RECORDS FOR THE EXERCISE »
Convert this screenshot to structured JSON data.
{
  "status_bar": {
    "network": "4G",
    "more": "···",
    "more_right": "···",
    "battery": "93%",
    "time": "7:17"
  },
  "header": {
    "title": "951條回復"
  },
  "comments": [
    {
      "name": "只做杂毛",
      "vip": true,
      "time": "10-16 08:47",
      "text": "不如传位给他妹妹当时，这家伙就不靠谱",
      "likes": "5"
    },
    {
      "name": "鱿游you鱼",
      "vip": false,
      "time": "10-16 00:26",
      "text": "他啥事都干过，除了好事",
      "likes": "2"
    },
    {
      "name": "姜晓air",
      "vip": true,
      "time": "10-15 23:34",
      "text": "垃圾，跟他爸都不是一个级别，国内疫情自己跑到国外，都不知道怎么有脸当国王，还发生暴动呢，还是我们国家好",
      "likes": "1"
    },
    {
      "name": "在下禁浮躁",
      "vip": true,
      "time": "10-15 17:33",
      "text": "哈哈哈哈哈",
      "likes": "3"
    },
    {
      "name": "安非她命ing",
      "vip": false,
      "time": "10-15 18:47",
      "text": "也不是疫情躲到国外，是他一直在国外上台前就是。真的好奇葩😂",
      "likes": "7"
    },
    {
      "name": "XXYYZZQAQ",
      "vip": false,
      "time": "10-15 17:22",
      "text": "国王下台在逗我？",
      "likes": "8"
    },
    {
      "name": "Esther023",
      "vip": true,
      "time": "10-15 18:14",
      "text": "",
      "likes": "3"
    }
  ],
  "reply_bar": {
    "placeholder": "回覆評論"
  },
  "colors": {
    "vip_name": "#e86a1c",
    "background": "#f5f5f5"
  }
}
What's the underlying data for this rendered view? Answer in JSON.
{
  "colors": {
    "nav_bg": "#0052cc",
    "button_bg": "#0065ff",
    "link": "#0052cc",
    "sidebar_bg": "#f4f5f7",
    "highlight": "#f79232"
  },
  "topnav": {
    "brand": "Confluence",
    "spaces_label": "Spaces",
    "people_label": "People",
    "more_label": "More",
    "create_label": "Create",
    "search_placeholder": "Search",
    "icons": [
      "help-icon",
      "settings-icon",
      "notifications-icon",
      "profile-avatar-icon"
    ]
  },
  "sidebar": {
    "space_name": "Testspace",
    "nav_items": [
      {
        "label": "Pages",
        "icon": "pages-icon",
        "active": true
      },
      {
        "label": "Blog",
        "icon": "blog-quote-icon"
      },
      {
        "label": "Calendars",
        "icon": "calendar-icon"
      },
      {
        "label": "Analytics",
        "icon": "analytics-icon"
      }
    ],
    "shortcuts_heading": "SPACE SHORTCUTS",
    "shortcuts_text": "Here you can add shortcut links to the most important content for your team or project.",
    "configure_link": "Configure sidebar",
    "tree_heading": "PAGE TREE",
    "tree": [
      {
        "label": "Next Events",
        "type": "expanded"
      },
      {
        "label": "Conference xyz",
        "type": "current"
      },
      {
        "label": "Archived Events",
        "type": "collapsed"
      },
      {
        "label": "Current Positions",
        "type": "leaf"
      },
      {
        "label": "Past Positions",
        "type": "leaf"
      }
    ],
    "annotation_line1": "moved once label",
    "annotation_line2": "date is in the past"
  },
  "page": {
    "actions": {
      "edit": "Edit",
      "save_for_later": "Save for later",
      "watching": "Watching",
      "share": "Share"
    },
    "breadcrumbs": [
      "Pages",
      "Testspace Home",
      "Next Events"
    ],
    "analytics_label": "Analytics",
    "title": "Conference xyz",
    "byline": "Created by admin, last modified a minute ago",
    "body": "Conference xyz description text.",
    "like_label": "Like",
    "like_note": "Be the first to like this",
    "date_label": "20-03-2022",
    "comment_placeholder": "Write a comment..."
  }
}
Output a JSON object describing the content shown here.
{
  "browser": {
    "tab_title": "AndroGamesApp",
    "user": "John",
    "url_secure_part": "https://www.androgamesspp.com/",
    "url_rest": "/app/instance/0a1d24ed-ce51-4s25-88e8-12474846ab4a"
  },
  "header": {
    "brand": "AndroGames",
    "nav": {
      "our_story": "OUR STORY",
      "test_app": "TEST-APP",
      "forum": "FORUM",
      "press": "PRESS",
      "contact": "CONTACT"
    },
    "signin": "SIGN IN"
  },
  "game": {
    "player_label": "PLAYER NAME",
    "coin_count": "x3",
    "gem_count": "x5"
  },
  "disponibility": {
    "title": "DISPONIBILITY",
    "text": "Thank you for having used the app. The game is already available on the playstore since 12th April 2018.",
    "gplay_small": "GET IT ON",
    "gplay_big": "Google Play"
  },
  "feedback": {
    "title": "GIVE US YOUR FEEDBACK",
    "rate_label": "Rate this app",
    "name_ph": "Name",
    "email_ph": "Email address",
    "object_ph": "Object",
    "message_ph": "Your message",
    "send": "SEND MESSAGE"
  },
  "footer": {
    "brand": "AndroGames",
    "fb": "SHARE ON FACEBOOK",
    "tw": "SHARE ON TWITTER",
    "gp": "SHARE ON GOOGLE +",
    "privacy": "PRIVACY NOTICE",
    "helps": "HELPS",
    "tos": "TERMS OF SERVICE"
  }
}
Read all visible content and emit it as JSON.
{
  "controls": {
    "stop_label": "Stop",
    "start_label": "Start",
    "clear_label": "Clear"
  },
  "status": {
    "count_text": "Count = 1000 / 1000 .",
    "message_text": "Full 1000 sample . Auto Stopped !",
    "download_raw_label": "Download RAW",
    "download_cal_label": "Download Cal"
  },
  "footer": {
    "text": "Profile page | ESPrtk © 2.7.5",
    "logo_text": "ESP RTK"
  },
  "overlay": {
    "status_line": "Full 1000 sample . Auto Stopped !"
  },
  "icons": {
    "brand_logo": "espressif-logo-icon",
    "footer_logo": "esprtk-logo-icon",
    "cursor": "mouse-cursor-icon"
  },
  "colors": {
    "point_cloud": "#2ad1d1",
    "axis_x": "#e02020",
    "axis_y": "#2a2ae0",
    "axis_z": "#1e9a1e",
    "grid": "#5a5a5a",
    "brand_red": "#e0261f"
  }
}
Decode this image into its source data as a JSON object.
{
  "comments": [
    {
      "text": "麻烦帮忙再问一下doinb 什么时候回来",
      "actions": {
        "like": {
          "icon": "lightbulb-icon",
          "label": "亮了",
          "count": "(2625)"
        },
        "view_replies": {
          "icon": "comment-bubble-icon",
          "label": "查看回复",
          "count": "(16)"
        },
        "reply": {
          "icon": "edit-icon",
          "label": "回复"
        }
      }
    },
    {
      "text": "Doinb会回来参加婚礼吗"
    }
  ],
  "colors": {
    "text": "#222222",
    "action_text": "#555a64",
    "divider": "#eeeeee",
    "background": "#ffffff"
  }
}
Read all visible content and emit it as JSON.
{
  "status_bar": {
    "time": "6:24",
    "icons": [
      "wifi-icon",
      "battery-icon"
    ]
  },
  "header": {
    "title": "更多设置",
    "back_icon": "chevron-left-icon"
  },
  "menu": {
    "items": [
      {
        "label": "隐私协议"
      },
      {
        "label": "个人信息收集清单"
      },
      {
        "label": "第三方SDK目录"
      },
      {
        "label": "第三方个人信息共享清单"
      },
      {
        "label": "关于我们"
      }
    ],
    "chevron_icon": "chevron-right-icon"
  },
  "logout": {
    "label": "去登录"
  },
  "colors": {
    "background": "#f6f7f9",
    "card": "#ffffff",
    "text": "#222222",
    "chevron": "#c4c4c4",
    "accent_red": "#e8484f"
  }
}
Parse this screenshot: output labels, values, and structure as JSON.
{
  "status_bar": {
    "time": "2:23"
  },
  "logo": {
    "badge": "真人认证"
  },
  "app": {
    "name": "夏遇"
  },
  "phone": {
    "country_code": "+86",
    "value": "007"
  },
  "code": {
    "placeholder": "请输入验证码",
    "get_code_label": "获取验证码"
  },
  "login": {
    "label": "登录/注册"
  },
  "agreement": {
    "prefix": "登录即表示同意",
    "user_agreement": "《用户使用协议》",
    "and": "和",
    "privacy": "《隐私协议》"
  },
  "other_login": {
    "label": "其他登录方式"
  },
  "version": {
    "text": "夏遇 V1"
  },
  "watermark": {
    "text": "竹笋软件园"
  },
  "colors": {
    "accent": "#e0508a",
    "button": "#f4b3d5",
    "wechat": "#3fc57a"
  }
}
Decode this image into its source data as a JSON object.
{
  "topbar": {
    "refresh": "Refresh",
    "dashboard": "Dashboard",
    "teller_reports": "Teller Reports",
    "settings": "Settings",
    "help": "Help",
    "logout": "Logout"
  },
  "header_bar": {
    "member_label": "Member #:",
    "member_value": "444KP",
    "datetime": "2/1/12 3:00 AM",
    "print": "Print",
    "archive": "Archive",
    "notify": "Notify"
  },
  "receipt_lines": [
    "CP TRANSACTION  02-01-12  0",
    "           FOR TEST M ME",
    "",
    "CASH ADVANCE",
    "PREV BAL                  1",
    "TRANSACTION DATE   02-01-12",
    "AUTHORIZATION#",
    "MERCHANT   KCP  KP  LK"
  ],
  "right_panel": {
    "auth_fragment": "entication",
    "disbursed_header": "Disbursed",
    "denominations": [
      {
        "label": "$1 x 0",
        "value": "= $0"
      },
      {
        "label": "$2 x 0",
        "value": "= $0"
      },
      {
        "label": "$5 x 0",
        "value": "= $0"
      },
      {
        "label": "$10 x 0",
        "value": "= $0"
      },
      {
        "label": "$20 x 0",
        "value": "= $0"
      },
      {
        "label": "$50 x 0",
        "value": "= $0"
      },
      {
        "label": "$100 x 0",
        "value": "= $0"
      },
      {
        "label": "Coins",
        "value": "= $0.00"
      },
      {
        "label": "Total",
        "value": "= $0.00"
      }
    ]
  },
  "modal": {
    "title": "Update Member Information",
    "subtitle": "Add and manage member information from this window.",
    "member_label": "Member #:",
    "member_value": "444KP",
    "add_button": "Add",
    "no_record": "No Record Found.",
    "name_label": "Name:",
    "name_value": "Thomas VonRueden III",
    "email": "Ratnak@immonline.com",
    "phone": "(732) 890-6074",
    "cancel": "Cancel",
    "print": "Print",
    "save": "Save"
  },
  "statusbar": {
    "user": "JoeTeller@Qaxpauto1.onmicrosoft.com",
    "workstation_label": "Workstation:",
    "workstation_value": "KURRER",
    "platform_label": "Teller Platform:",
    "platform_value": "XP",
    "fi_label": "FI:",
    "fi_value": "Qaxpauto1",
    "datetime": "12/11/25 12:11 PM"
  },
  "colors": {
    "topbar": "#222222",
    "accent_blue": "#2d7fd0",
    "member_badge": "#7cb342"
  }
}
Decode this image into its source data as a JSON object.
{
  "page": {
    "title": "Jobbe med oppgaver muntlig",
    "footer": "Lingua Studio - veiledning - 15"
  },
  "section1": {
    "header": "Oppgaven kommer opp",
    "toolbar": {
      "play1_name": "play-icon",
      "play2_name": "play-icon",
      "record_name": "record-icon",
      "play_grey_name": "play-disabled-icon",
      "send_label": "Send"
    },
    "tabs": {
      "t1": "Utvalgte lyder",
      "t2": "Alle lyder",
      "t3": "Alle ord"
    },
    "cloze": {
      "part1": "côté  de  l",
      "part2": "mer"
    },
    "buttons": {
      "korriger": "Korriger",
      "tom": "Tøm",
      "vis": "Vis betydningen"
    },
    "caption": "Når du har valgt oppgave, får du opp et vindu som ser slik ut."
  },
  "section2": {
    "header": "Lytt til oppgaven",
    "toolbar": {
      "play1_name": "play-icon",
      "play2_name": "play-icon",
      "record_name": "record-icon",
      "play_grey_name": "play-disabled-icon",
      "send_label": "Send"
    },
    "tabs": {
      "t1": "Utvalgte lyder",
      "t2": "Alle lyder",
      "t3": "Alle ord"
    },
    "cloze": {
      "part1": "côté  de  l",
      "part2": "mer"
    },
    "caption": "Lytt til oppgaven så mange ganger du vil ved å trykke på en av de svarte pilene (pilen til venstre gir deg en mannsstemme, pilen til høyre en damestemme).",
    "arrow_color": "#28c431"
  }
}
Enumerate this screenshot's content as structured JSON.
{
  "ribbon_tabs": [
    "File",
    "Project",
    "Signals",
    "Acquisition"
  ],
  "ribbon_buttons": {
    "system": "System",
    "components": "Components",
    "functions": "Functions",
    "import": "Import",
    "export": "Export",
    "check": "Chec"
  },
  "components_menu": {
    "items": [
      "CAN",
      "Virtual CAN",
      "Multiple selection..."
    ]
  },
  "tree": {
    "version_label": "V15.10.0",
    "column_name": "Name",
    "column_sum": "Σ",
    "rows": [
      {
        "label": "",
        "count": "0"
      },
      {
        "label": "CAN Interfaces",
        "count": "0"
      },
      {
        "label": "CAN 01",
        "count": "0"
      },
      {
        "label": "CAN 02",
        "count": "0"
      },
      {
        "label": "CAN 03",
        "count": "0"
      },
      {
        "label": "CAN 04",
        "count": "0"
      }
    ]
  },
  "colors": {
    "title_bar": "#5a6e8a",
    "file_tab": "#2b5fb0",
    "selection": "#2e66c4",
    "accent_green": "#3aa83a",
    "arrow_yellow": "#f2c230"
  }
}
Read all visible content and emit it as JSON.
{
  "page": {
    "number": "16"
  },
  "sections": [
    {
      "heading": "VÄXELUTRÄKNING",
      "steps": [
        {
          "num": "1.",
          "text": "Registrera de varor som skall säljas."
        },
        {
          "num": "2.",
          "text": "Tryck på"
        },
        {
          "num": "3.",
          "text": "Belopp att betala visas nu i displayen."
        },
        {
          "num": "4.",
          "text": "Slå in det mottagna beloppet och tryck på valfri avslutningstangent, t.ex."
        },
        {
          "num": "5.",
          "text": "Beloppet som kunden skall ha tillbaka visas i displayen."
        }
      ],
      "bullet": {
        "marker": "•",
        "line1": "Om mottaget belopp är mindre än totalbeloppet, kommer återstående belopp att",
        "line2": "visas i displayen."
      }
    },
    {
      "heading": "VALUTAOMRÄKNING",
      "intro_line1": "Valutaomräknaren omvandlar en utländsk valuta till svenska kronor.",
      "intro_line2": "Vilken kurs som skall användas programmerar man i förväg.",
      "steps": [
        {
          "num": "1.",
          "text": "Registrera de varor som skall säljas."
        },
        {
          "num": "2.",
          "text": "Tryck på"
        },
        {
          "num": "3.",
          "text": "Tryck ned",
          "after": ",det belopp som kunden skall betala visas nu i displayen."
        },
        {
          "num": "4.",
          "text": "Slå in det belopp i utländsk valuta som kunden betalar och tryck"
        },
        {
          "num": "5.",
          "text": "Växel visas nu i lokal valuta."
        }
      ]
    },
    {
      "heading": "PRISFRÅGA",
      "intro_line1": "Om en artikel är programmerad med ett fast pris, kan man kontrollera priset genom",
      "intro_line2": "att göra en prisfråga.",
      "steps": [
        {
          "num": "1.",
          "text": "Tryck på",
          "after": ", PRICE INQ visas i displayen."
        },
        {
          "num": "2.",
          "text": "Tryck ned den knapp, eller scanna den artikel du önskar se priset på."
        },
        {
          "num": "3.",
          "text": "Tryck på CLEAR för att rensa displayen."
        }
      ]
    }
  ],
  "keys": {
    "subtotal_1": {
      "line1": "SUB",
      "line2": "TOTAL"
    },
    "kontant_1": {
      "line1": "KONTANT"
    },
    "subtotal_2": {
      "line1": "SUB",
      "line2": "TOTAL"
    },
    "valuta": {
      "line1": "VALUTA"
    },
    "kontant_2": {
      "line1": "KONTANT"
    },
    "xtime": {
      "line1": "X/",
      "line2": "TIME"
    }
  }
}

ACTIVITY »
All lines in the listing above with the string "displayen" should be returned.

RESPONSE TO THE TASK »
          "text": "Belopp att betala visas nu i displayen."
          "text": "Beloppet som kunden skall ha tillbaka visas i displayen."
        "line2": "visas i displayen."
          "after": ",det belopp som kunden skall betala visas nu i displayen."
          "after": ", PRICE INQ visas i displayen."
          "text": "Tryck på CLEAR för att rensa displayen."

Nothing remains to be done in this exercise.